Prince Norodom Chantaraingsey (1924 or 1926 - ?1976) was a member of the Cambodian royal family, and Cambodian nationalist. Initially a leader of the guerrilla resistance against the colonial French, he went on to become a prominent general in the Khmer National Armed Forces (FANK) during the Cambodian Civil War, as well as a businessmen and occasional writer.
Prince Norodom Chantaraingsey, a grandson of Norodom of Cambodia and uncle of future King Norodom Sihanouk, was born in 1926 in Phnom Penh. He began his military career during the WWII Japanese occupation of Cambodia, serving in the Japanese-sponsored anti-French forces under Son Ngoc Thanh. After the war's end and the resumption of colonial rule, Chantaraingsey initially escaped to Thailand, and became one of the most prominent non-communist leaders of the Khmer Issarak, leading armed resistance in the provinces of Kompong Speu and Kompong Thom at the head of a large private militia. In 1949 he joined the Khmer National Liberation Committee, becoming its Supreme Army Chief, while from 1951 he associated himself with the forces of Son Ngoc Thanh in Siem Reap, though he continued to operate as a regional warlord maintaining his own troops.
Pol Pot was to describe Chantaraingsey, who at various times fought against the French, the Viet Minh, and Khmer forces aligned with them, as essentially "feudal" in outlook and his men as little more than bandits. The communists had at one point considered making Chantaraingsey their preferred candidate as king instead of Sihanouk, but he proved too wary of the Vietnamese influence on the communist cadres.
Despite his personal rivalry with Sihanouk and his nominally republican stance, Chantaraingsey aligned with the government after Cambodia achieved independence under Sihanouk's regime. However, after being discovered to be conspiring, along with other former members of the Issarak, to stage a coup against Sihanouk, Chantaraingsey was stripped of his military rank and royal title. After three years' imprisonment, during which he occupied himself by writing a number of well-received romantic novels, Chantaraingsey was released and went on to accrue a large personal fortune through a variety of business ventures, notably after Sihanouk appointed him director of the state-run casino in the capital.

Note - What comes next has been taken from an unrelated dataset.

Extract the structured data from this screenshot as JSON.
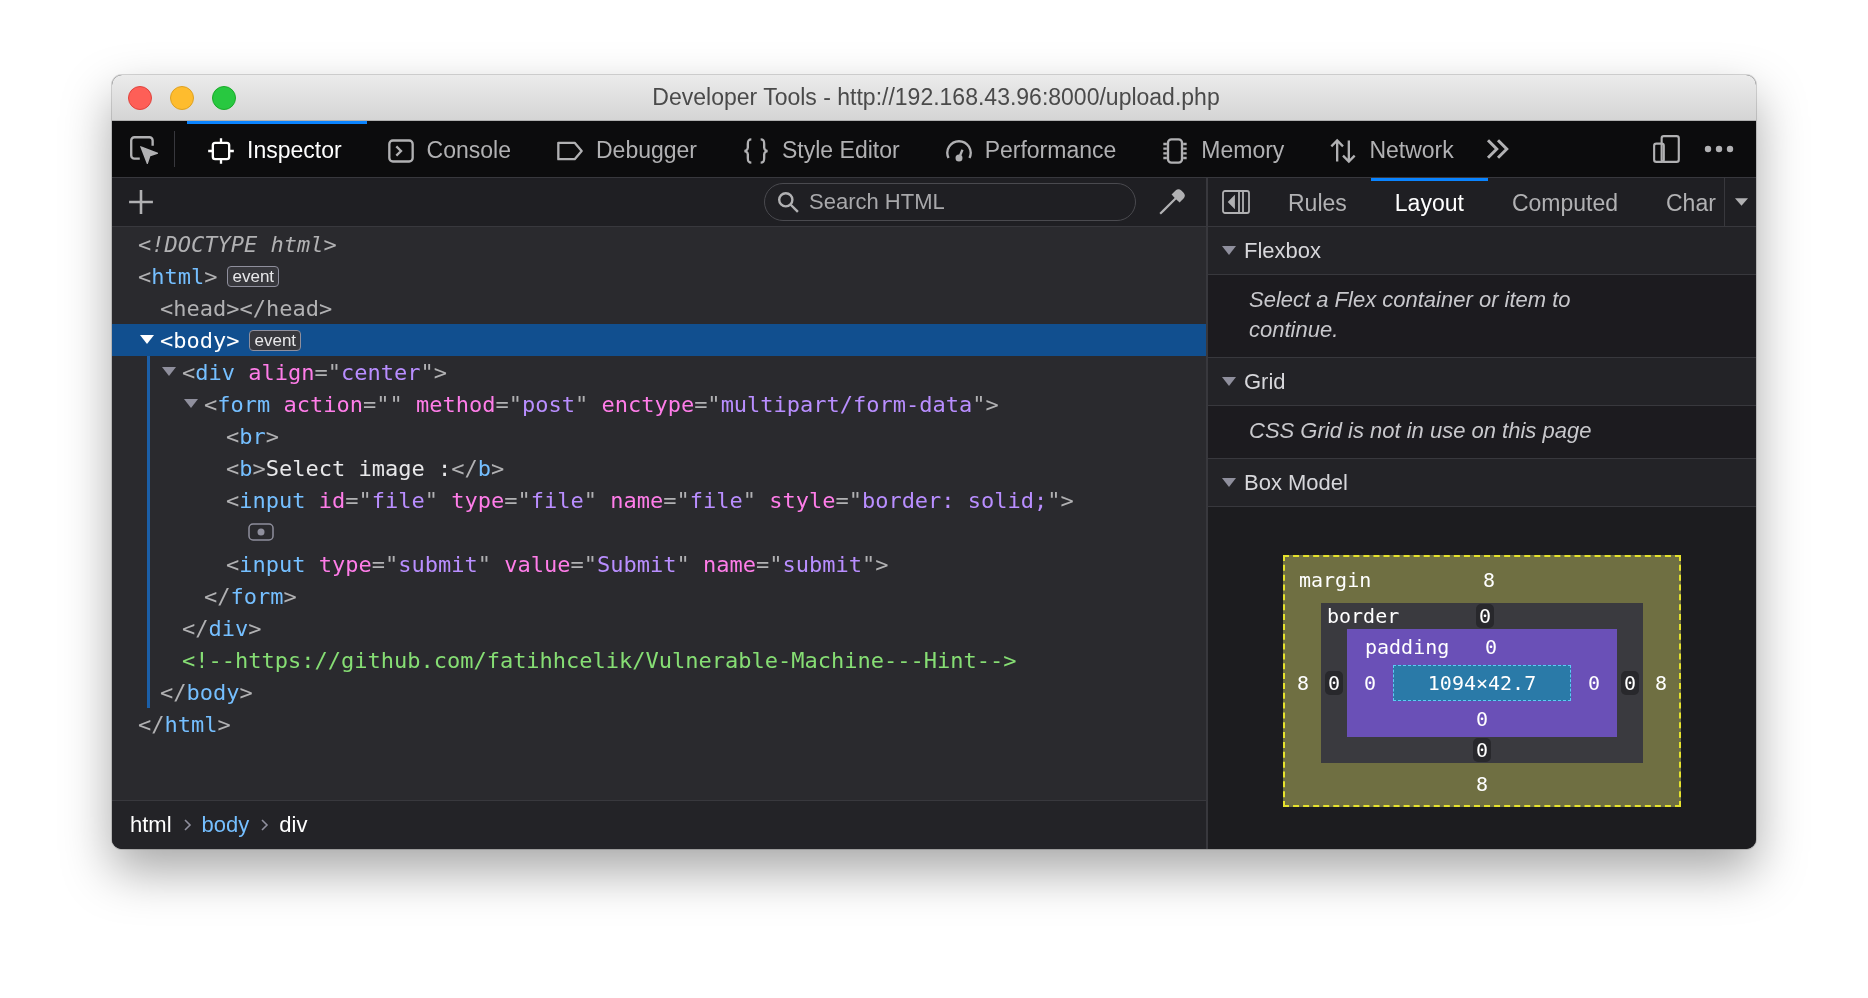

Subsequent to the successful 1970 coup against Sihanouk, Lon Nol appointed Chantaraingsey commander of FANK's 13th Brigade (known as the "Tiger Brigade", Chantaraingsey having been born in the Year of the Tiger) with the rank of Brigadier-General. He became military governor of the Kompong Speu province, and perhaps FANK's most effective commander during the subsequent civil war. As in his Issarak years, Chantaraingsey ran the province as essentially a personal fiefdom; apart from running a successful pacification program, his purchases of American arms from neighbouring generals made his forces ultimately too powerful for Lon Nol to directly challenge. Unlike many FANK commanders he ensured his men were well-treated and fed and regularly paid, and was popular as a result. Later in 1973 Der Spiegel was to report that Chantaraingsey, using pseudo-Maoist slogans, was employing his soldiers to build roads and irrigation canals for local farmers, and in return received a proportion of their produce.
After the fall of Phnom Penh to the Khmer Rouge on April 17, 1975, Chantaraingsey is thought to have retreated with his men to the area around the former hill station of Kirirom, where he had considerable support from the local peasantry. Some accounts state he was killed in this area in May while trying to break out to the Thai border, but he was reported to still be alive, and continuing resistance against the Khmer Rouge, in June 1975, at which point he was commanding some 2000 men in the Cardamom Mountains. Elements of FANK's 13th Brigade were in fact still fighting in this area as late as 1977. For well into 1976 rumours persisted, from refugees fleeing Cambodia, that troops under Chantaraingsey were resisting in the Cardamoms. The exact date of Chantaraingsey's death is still unknown; one report states he was killed later in 1975 near Battambang during a failed attempt to rescue his wife, who was being held by members of the Khmer Rouge,  while other reports suggest he may have been killed while fighting from an APC in the Dâmrei Mountains in 1976.
In 1973, the poet and journalist James Fenton was invited by Chantaraingsey to a banquet lunch held on a battlefield; Fenton used the surreal experience in one of his most famous poems, Dead Soldiers, noting that Chantaraingsey's aide was a brother of Pol Pot.
Chantaraingsey was married to Sisowath Samanvoraphong, a daughter of King Sisowath Monivong.
The personal name "Chantaraingsey" is derived from chant(r)a, "moon", and raingsey, "ray of light", from Sanskrit Chandra Ruangsiri.